Our second-to-last stop was the synagogue, an unassuming mansion built in the early 20th century located at 770 Eastern Parkway. It was purchased in 1941 by the father-in-law of the deceased leader of the Lubavitchers, Rabbi Menachem Mendel Schneerson, more universally known as Rebbe. “People always think the place is quiet. But it’s not,” Yoni warned the group as he led us into the synagogue, or what I would describe as the sidelines of the synagogue. Long wooden benches filled the corridor-looking room in which women sat reading in Hebrew or Yiddish, facing tinted windows overlooking the bustle of the main room, where men walked, talked, read or swayed in prayer. Many wore Tefillin black boxes like those we had seen up close a few moments before, just one of many details I am certain were lost to my untrained eye. Yoni said a new service began every 15 minutes and that he himself visited the synagogue three times a day.
While the room underneath us was teeming with activity, there were only a few women in the room Katz brought the tour group into. They seemed deep into their reading, but as the tour members ambled out of the room, one of them lifted her head and with a smile on her lips asked where we were from. Four hours and several Jewish pastries and snacks later, the tour ended with the group sitting around a dining table and listening to Ms. Katz talk about her relationship to God and her family. We exited the house of Katz’s brother-in-law, but not before Rabbi Katz’s ultimate “hipster or Hasidic?” move.

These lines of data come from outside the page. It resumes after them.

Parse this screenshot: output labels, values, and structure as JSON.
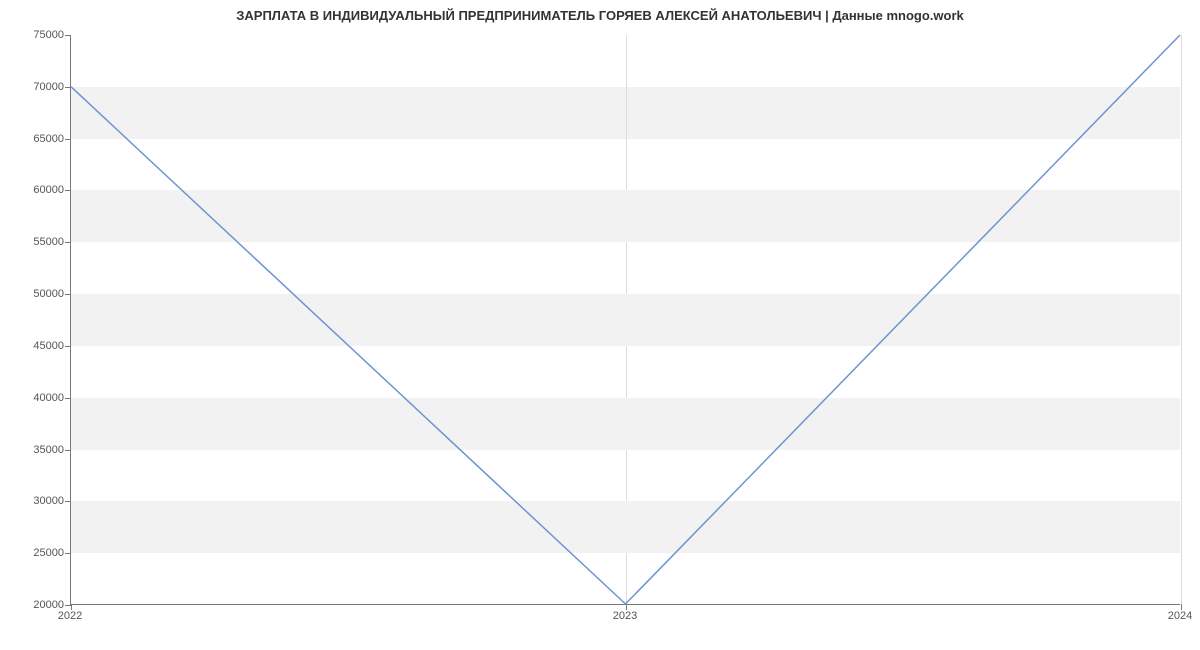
{
  "chart_data": {
    "type": "line",
    "title": "ЗАРПЛАТА В ИНДИВИДУАЛЬНЫЙ ПРЕДПРИНИМАТЕЛЬ ГОРЯЕВ АЛЕКСЕЙ АНАТОЛЬЕВИЧ | Данные mnogo.work",
    "x": [
      2022,
      2023,
      2024
    ],
    "values": [
      70000,
      20000,
      75000
    ],
    "xlabel": "",
    "ylabel": "",
    "xlim": [
      2022,
      2024
    ],
    "ylim": [
      20000,
      75000
    ],
    "x_ticks": [
      2022,
      2023,
      2024
    ],
    "y_ticks": [
      20000,
      25000,
      30000,
      35000,
      40000,
      45000,
      50000,
      55000,
      60000,
      65000,
      70000,
      75000
    ],
    "line_color": "#6f93d2",
    "band_color": "#f2f2f2"
  }
}
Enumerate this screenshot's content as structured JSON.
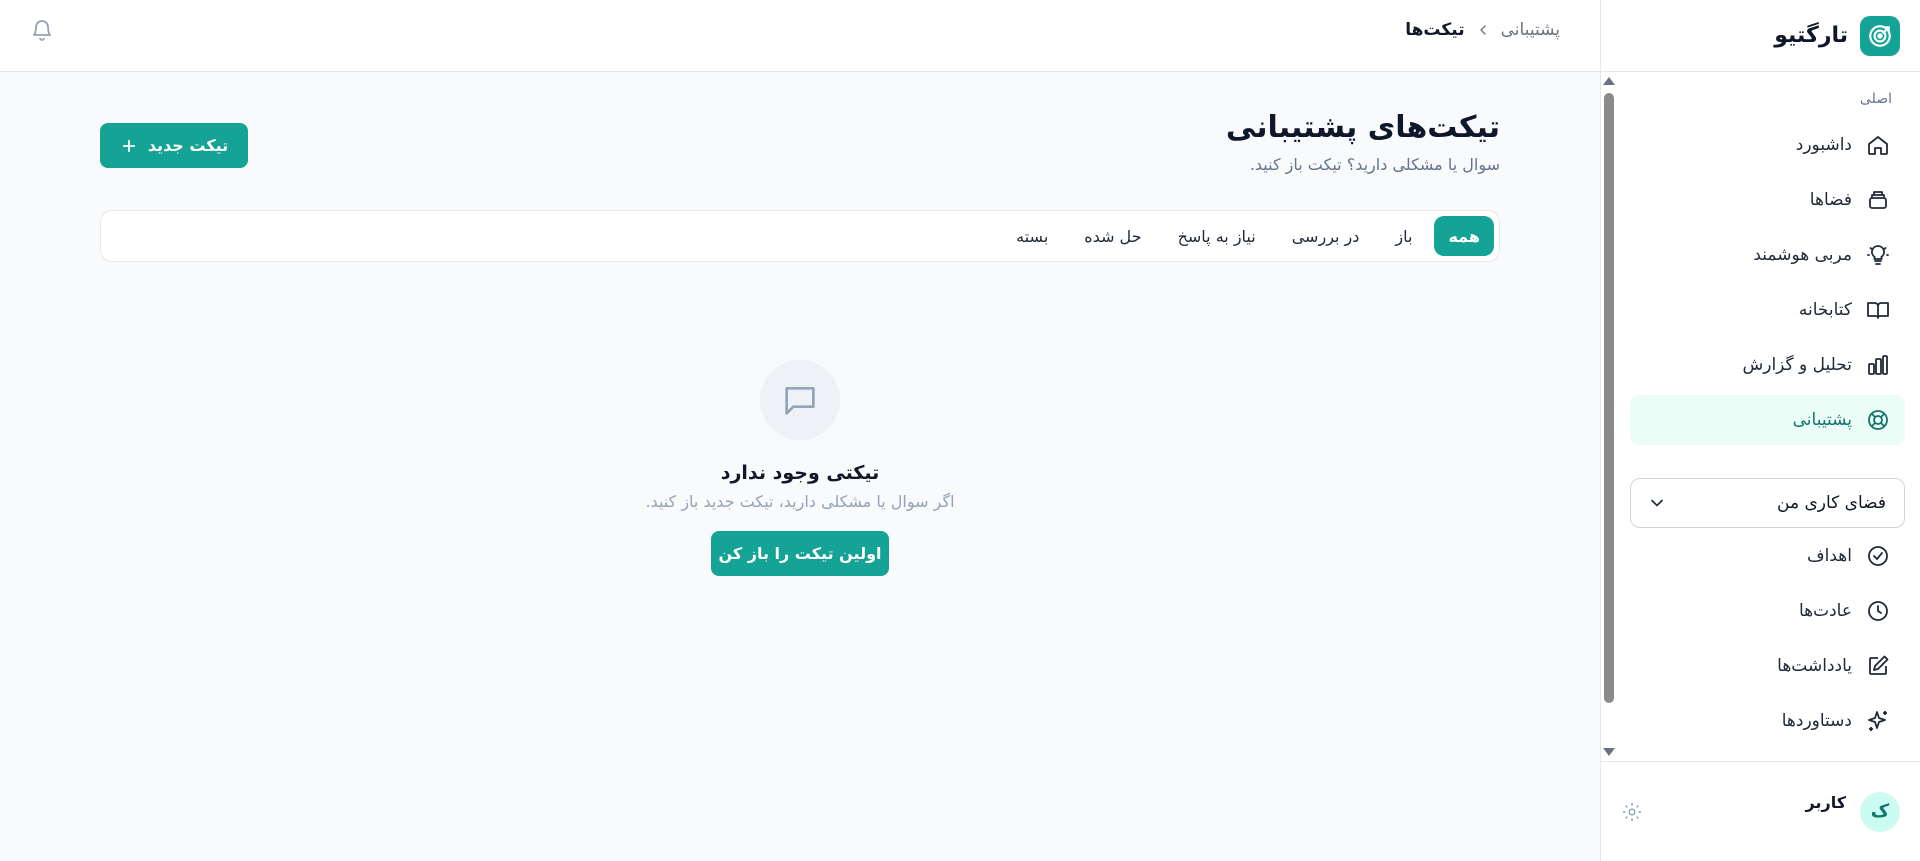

The Vulcan salute, a gesture popularized by Spock in Star Trek that’s actually a religious blessing performed by Jewish priests when they make the Hebrew letter shin, ש: Live long and prosper.